In his remarks on the south lawn of the White House that day, President Bush described the ADA as “the world’s first comprehensive declaration of the equality of people with disabilities and evidence of America’s leadership internationally in the cause of human rights. With today’s signing of the landmark Americans with Disabilities Act, every man, woman, and child with a disability can now pass through once-closed doors, into a bright new era of equality, independence, and freedom … Let the shameful wall of exclusion finally come tumbling down.”

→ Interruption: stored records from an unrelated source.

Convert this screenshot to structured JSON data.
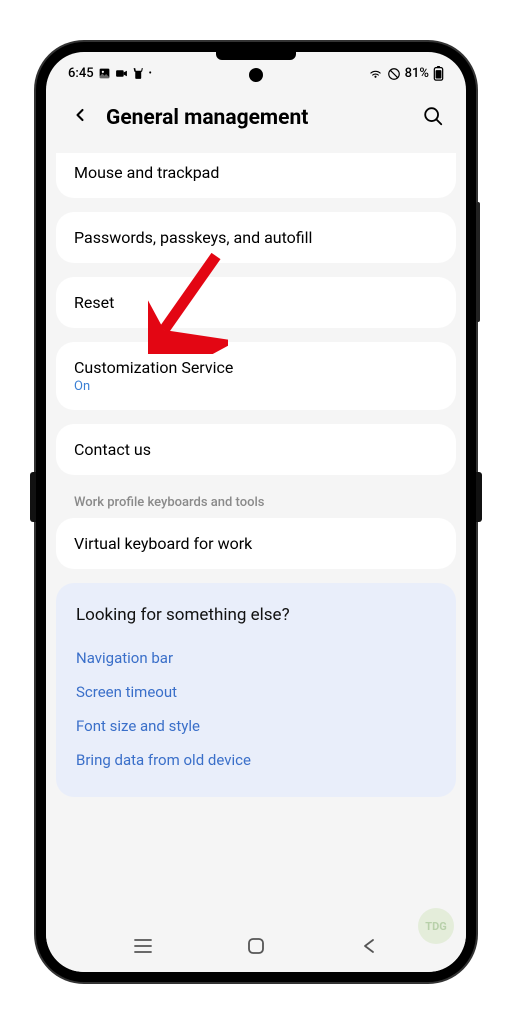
{
  "status": {
    "time": "6:45",
    "battery": "81%"
  },
  "header": {
    "title": "General management"
  },
  "items": {
    "mouse": "Mouse and trackpad",
    "passwords": "Passwords, passkeys, and autofill",
    "reset": "Reset",
    "customization": "Customization Service",
    "customization_status": "On",
    "contact": "Contact us",
    "work_section": "Work profile keyboards and tools",
    "virtual_keyboard": "Virtual keyboard for work"
  },
  "suggestions": {
    "title": "Looking for something else?",
    "links": [
      "Navigation bar",
      "Screen timeout",
      "Font size and style",
      "Bring data from old device"
    ]
  },
  "watermark": "TDG"
}
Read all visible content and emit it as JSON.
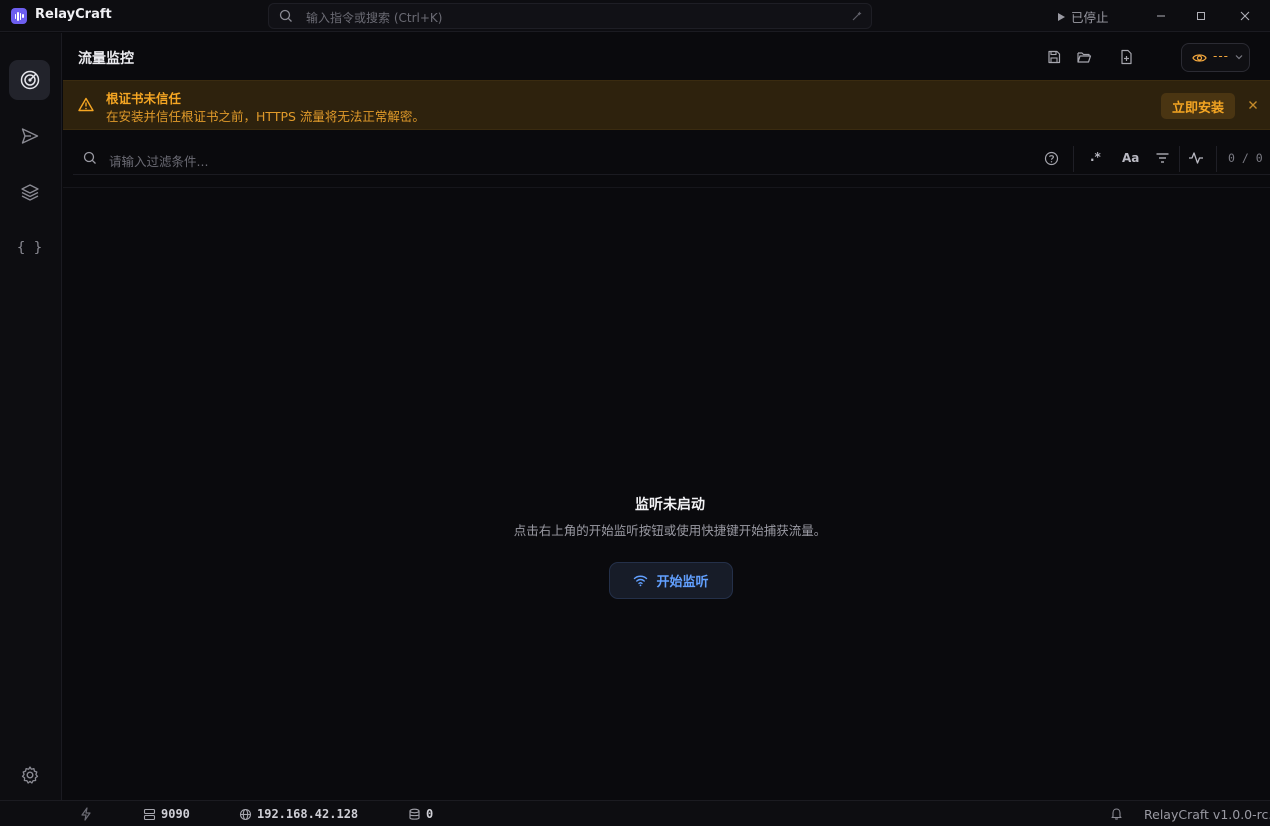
{
  "app": {
    "name": "RelayCraft",
    "version": "RelayCraft v1.0.0-rc.2"
  },
  "titlebar": {
    "search_placeholder": "输入指令或搜索 (Ctrl+K)",
    "status_label": "已停止"
  },
  "header": {
    "title": "流量监控",
    "view_mode_value": "---"
  },
  "banner": {
    "title": "根证书未信任",
    "message": "在安装并信任根证书之前，HTTPS 流量将无法正常解密。",
    "install_label": "立即安装"
  },
  "filter": {
    "placeholder": "请输入过滤条件...",
    "regex_label": ".*",
    "case_label": "Aa",
    "count": "0 / 0"
  },
  "empty": {
    "title": "监听未启动",
    "description": "点击右上角的开始监听按钮或使用快捷键开始捕获流量。",
    "start_label": "开始监听"
  },
  "statusbar": {
    "port": "9090",
    "ip": "192.168.42.128",
    "count": "0"
  },
  "sidebar": {
    "items": [
      {
        "name": "traffic",
        "icon": "radar-icon",
        "active": true
      },
      {
        "name": "composer",
        "icon": "send-icon",
        "active": false
      },
      {
        "name": "rules",
        "icon": "layers-icon",
        "active": false
      },
      {
        "name": "scripts",
        "icon": "braces-icon",
        "active": false,
        "glyph": "{ }"
      }
    ]
  },
  "colors": {
    "accent": "#6d5ef0",
    "warning": "#f5a623",
    "link": "#62a0ff"
  }
}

The president traced the ADA’s roots in American history back through the Civil Rights Act of 1964 to the Declaration of Independence, saying: “We are keeping faith with the spirit of our... forefathers who wrote ... ‘We hold these truths to be self-evident that all men are created equal, that they are endowed by their Creator with certain inalienable rights.’ This act is powerful in its simplicity. It will ensure that people with disabilities are given the basic guarantees for which they have worked so long and so hard—independence, freedom of choice, control of their lives, the opportunity to blend fully and equally into the rich mosaic of the American mainstream.”
That special word, “mainstream,” brings us full circle. It’s what my mother and father demanded for me on that hot summer day in 1946 when I was given my death sentence. It’s what I demanded for myself as I strove to find my way in the world and follow their bright, shining example. It’s what I demanded for others who faced the same challenges I had and who desired more than anything in life to rise above those challenges.
In closing, let me say this: as I continue to climb the ladder of life, I hope with all my heart that I never have to have you or your loved ones as customers. But if you should need us, we will be here, ready and willing to extend a helping hand.
Rise above, my friends, and reach back to help others climb the ladder of life.
Continue Reading Rise Above:
Chapter 3: Barriers and Bridges
Chapter 2: As Heroes Go
Chapter 4: The World as a Classroom
Chapter 5: Moon Shots
Rise Above: Prologue
Chapter 1: Dirt Farmer's Son
Chapter 6: Adventures in Machine Making
Chapter 7: Changing Times
Chapter 8: Of Mentors and Men
Chapter 9: Neither Rain Nor Snow
Chapter 10: Sparks Fly
Chapter 12: Moment of Truth
Chapter 11: Crazy Good Times
Chapter 13: Ready, Willing, and Able
Chapter 14: Pioneer Spirit
Chapter 15: The Fire
Chapter 16: Out of the Ashes
Chapter 17: Back to School
Chapter 18: It's a Small World
Chapter 19: Let's Make a Dealer
Chapter 20: Inventing the Future
Rise Above: Epilogue